The April riots in Baltimore led Gov. Larry Hogan to make an unusual request to the University System of Maryland Board of Regents, causing the board to add the University of Maryland’s differential tuition proposal to its agenda less than 48 hours before the scheduled meeting.

“What was unusual was the governor’s interest in scheduling the meeting,” said James Shea, the University System of Maryland board chairman. “That I had never experienced before. I did not know why and I still don’t know why.”

The vote was originally scheduled for May 6, according to emails obtained by The Diamondback through a public records request. At the end of April, Hogan asked the board to move the vote on the $2,800 gradual tuition increase to later in May while he dealt with the unrest following the death of 25-year-old Freddie Gray while in police custody.

Interactions with Maryland state agencies were delayed during this time, Shareese DeLeaver-Churchill, a spokeswoman for the governor, wrote in an email.

“The decisions of the board are wholly independent from the Governor’s office,” DeLeaver-Churchill wrote.

But on May 4, Hogan changed his mind and the board put the proposal back on the May 6 agenda.

The board voted 10-2 in favor of gradually raising tuition for engineering, business and computer science upperclassmen at this university, less than 48 hours after the system sent a news release on May 4 at 3:26 p.m.

READ MORE: UMD looks to raise tuition for comp sci, business, engineering fields

“Typical of the schizophrenic political world in which we are embedded, an unfortunate request has been [made] by the Governor’s Office,” former system Chancellor Brit Kirwan emailed Shea. The email was marked “Urgent.”

“None of us are happy about this but, out of deference to the Governor, [university President] Wallace [Loh] would like to do so,” Kirwan wrote.

The sequence of events left little time to inform the university community.

“I look back with great pride of many things when I was chancellor, but I truly regret the way the timing played out on this issue,” Kirwan said, adding that such a request from the governor had never been made in his 13 years as chancellor. “There were very unusual and special circumstances having to do with what was going on in Baltimore City.”

Then-sophomore materials science and engineering major Robert Kornfeld started a petition against differential tuition after the proposal was announced May 4. It gained about 1,000 signatures by the following night.

“I just hope for the administrators to see the student body cares deeply about this issue and they should have consulted us before,” Kornfeld told The Diamondback. “It’s awful to go after these particular students because they’re following their passion.”

READ MORE: Students petition, angered after UMD proposes differential tuition system

Regent Frank Reid and student Regent Raaheela Ahmed voted against the differential tuition hike. Although Loh’s arguments in favor of the increase were persuasive, “the voice of the students should be heeded in this matter,” Reid wrote to Kirwan.

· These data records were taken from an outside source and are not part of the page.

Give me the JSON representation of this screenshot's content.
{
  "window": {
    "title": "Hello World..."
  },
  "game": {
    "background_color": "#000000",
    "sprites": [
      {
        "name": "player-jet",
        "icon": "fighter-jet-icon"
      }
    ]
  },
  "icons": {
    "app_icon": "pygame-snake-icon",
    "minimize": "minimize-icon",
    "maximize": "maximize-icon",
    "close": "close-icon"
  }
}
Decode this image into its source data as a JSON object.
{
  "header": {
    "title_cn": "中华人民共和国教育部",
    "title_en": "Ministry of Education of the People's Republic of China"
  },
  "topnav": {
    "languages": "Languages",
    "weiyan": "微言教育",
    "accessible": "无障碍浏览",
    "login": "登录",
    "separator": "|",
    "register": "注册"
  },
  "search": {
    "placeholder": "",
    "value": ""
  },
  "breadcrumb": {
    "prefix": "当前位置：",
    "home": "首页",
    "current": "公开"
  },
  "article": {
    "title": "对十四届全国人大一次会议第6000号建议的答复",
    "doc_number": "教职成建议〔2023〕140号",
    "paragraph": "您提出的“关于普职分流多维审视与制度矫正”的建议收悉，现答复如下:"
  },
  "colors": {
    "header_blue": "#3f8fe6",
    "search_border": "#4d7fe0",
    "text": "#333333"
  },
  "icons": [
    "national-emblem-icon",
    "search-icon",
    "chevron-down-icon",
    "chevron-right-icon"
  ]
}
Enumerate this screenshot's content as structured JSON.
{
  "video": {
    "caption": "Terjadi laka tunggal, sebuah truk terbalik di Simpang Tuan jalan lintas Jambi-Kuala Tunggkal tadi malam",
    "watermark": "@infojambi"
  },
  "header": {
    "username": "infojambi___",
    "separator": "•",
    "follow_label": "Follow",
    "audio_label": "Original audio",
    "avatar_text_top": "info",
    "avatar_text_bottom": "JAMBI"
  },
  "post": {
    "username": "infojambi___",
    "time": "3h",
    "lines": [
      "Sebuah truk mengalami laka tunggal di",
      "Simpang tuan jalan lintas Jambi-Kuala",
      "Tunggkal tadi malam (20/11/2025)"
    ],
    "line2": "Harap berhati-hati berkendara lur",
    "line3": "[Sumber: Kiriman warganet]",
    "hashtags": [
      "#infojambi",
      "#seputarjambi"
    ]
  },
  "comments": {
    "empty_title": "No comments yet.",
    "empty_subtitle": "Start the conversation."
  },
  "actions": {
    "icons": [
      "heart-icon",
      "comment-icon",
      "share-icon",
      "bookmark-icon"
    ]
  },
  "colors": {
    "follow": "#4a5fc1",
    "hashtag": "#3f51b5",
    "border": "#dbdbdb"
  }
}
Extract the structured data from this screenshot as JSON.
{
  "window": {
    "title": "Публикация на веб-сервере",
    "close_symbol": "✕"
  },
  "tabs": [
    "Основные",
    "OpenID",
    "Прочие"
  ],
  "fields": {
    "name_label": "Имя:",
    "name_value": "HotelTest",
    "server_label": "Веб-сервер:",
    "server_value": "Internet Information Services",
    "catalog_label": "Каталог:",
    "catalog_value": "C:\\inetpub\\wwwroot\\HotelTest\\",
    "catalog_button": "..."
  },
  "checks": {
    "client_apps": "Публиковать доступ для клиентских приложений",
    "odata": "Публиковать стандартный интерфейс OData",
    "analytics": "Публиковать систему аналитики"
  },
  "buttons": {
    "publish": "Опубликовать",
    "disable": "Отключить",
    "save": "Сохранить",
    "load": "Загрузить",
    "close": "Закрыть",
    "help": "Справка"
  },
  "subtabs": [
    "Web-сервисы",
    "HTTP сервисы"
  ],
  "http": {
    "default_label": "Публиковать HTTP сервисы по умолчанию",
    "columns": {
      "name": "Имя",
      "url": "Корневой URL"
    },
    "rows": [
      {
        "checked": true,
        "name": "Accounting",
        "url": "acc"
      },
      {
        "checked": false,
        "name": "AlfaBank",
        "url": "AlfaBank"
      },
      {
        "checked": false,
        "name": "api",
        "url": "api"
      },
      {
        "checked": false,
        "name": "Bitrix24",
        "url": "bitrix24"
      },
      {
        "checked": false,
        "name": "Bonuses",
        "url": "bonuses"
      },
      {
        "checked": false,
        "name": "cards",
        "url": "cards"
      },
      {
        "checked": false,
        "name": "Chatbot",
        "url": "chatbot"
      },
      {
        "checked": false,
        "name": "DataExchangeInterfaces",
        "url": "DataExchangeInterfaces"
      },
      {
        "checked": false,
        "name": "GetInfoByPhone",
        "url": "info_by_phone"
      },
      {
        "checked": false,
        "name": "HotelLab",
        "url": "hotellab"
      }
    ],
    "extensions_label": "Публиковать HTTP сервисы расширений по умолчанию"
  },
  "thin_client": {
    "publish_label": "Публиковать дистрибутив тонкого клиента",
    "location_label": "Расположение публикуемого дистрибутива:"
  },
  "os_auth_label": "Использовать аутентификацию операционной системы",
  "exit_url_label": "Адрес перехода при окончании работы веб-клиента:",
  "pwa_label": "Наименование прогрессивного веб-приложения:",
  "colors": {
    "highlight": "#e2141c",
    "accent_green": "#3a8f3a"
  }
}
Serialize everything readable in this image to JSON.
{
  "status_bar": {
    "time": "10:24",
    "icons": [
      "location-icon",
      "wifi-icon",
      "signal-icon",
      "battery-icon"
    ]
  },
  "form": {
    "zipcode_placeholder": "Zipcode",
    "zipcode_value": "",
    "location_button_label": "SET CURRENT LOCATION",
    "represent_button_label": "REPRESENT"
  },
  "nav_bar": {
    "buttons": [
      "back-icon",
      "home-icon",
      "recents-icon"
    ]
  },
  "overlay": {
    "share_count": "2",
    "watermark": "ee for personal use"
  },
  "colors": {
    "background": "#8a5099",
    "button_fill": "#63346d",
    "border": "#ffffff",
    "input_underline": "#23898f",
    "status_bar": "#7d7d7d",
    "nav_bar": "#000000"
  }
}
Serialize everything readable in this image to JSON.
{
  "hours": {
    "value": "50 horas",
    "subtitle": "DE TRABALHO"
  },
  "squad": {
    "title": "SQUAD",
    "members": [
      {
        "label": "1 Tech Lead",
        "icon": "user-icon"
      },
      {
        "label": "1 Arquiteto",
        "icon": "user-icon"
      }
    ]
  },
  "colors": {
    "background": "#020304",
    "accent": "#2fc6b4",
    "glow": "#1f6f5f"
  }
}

Current system Chancellor Robert Caret emailed Kirwan on May 2 and said the governor’s original decision to delay the proposal was the “right move.” He suggested holding a student referendum for the proposal. Kirwan replied that a referendum was not necessary because “all the folks in Annapolis that matter support it.”

“I think Wallace is afraid to go for a referendum and feels he doesn’t really need one,” Kirwan replied to Caret. “He’s spoken to a lot of students and the typical response is, ‘I understand the need and will not object but don’t ask me to endorse.'”

During Kirwan’s 13-year tenure, the board had never held a student referendum on a tuition or fee increase. Universities could not operate that way, he said.

Once Loh secured support from House of Delegates Speaker Michael Busch and state Senate President Mike Miller and Kirwan spoke to other regents, Kirwan wrote to Caret he was “99.4%” positive the proposal would be approved. It is common for Kirwan and Loh to gather support from legislatures to ensure that proposals would not be “dead on arrival,” Kirwan said.

READ MORE: USM Board of Regents votes to raise tuition up to 5 percent

Prior to the meeting, Ahmed asked Kirwan and Doyle if she could compile a document of student testimony to submit to the board, and Kirwan encouraged her to gather as much input as possible. He assured her the board would work with her to have a sense of the student perspective.

So Ahmed said she was surprised when, during the meeting, she was “shut down” by other regents. Her list of amendments clarifying the proposal’s language, which she sent to the board in advance of the meeting, was not seconded.

“The way that the meeting was led and the way that the meeting went down was not conducive to an open, inclusive conversation,” Ahmed said. “It was more of a meeting to get something passed, to get something done.”